[Opening Data listing section]

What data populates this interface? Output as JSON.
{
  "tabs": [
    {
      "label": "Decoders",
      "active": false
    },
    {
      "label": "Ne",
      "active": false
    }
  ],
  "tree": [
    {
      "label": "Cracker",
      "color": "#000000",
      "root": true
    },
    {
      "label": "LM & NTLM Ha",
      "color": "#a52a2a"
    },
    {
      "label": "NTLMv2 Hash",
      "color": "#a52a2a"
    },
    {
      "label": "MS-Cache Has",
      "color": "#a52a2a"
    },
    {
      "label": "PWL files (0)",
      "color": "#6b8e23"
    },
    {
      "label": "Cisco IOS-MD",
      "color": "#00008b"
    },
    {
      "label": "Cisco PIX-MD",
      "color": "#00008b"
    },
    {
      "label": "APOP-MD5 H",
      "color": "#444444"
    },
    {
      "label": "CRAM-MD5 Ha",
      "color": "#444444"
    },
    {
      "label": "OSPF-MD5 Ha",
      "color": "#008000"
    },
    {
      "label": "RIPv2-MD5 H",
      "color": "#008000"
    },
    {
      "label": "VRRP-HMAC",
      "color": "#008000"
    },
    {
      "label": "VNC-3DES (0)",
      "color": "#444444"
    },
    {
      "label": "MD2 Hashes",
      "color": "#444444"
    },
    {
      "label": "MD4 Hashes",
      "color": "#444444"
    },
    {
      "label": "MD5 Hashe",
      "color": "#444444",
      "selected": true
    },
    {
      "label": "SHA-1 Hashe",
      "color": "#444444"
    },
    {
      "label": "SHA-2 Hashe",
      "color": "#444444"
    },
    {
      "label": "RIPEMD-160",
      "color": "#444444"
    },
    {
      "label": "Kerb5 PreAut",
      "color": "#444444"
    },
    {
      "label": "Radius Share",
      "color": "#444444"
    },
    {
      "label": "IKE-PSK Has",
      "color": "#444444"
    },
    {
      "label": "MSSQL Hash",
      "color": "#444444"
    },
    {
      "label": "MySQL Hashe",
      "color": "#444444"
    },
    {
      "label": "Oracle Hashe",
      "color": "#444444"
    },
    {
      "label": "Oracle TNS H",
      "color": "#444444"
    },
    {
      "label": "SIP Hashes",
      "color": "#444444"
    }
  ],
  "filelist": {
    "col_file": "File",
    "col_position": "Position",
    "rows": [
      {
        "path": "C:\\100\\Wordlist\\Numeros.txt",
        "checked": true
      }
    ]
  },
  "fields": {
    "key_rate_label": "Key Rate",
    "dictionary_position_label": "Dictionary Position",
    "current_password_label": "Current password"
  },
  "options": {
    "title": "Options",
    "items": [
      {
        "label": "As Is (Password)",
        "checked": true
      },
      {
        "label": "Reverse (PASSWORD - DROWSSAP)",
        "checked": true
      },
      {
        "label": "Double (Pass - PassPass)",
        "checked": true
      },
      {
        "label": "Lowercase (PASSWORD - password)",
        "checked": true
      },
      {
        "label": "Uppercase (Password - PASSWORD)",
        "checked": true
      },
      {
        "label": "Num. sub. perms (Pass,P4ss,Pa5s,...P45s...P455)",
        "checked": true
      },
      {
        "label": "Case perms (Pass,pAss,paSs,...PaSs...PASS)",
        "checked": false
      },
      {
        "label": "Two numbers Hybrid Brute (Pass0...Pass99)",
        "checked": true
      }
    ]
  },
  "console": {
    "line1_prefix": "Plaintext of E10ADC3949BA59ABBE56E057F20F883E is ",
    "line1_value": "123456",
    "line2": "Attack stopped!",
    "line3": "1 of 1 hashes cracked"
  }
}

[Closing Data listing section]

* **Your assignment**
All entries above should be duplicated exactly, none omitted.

* **Answer to this problem**
What data populates this interface? Output as JSON.
{
  "tabs": [
    {
      "label": "Decoders",
      "active": false
    },
    {
      "label": "Ne",
      "active": false
    }
  ],
  "tree": [
    {
      "label": "Cracker",
      "color": "#000000",
      "root": true
    },
    {
      "label": "LM & NTLM Ha",
      "color": "#a52a2a"
    },
    {
      "label": "NTLMv2 Hash",
      "color": "#a52a2a"
    },
    {
      "label": "MS-Cache Has",
      "color": "#a52a2a"
    },
    {
      "label": "PWL files (0)",
      "color": "#6b8e23"
    },
    {
      "label": "Cisco IOS-MD",
      "color": "#00008b"
    },
    {
      "label": "Cisco PIX-MD",
      "color": "#00008b"
    },
    {
      "label": "APOP-MD5 H",
      "color": "#444444"
    },
    {
      "label": "CRAM-MD5 Ha",
      "color": "#444444"
    },
    {
      "label": "OSPF-MD5 Ha",
      "color": "#008000"
    },
    {
      "label": "RIPv2-MD5 H",
      "color": "#008000"
    },
    {
      "label": "VRRP-HMAC",
      "color": "#008000"
    },
    {
      "label": "VNC-3DES (0)",
      "color": "#444444"
    },
    {
      "label": "MD2 Hashes",
      "color": "#444444"
    },
    {
      "label": "MD4 Hashes",
      "color": "#444444"
    },
    {
      "label": "MD5 Hashe",
      "color": "#444444",
      "selected": true
    },
    {
      "label": "SHA-1 Hashe",
      "color": "#444444"
    },
    {
      "label": "SHA-2 Hashe",
      "color": "#444444"
    },
    {
      "label": "RIPEMD-160",
      "color": "#444444"
    },
    {
      "label": "Kerb5 PreAut",
      "color": "#444444"
    },
    {
      "label": "Radius Share",
      "color": "#444444"
    },
    {
      "label": "IKE-PSK Has",
      "color": "#444444"
    },
    {
      "label": "MSSQL Hash",
      "color": "#444444"
    },
    {
      "label": "MySQL Hashe",
      "color": "#444444"
    },
    {
      "label": "Oracle Hashe",
      "color": "#444444"
    },
    {
      "label": "Oracle TNS H",
      "color": "#444444"
    },
    {
      "label": "SIP Hashes",
      "color": "#444444"
    }
  ],
  "filelist": {
    "col_file": "File",
    "col_position": "Position",
    "rows": [
      {
        "path": "C:\\100\\Wordlist\\Numeros.txt",
        "checked": true
      }
    ]
  },
  "fields": {
    "key_rate_label": "Key Rate",
    "dictionary_position_label": "Dictionary Position",
    "current_password_label": "Current password"
  },
  "options": {
    "title": "Options",
    "items": [
      {
        "label": "As Is (Password)",
        "checked": true
      },
      {
        "label": "Reverse (PASSWORD - DROWSSAP)",
        "checked": true
      },
      {
        "label": "Double (Pass - PassPass)",
        "checked": true
      },
      {
        "label": "Lowercase (PASSWORD - password)",
        "checked": true
      },
      {
        "label": "Uppercase (Password - PASSWORD)",
        "checked": true
      },
      {
        "label": "Num. sub. perms (Pass,P4ss,Pa5s,...P45s...P455)",
        "checked": true
      },
      {
        "label": "Case perms (Pass,pAss,paSs,...PaSs...PASS)",
        "checked": false
      },
      {
        "label": "Two numbers Hybrid Brute (Pass0...Pass99)",
        "checked": true
      }
    ]
  },
  "console": {
    "line1_prefix": "Plaintext of E10ADC3949BA59ABBE56E057F20F883E is ",
    "line1_value": "123456",
    "line2": "Attack stopped!",
    "line3": "1 of 1 hashes cracked"
  }
}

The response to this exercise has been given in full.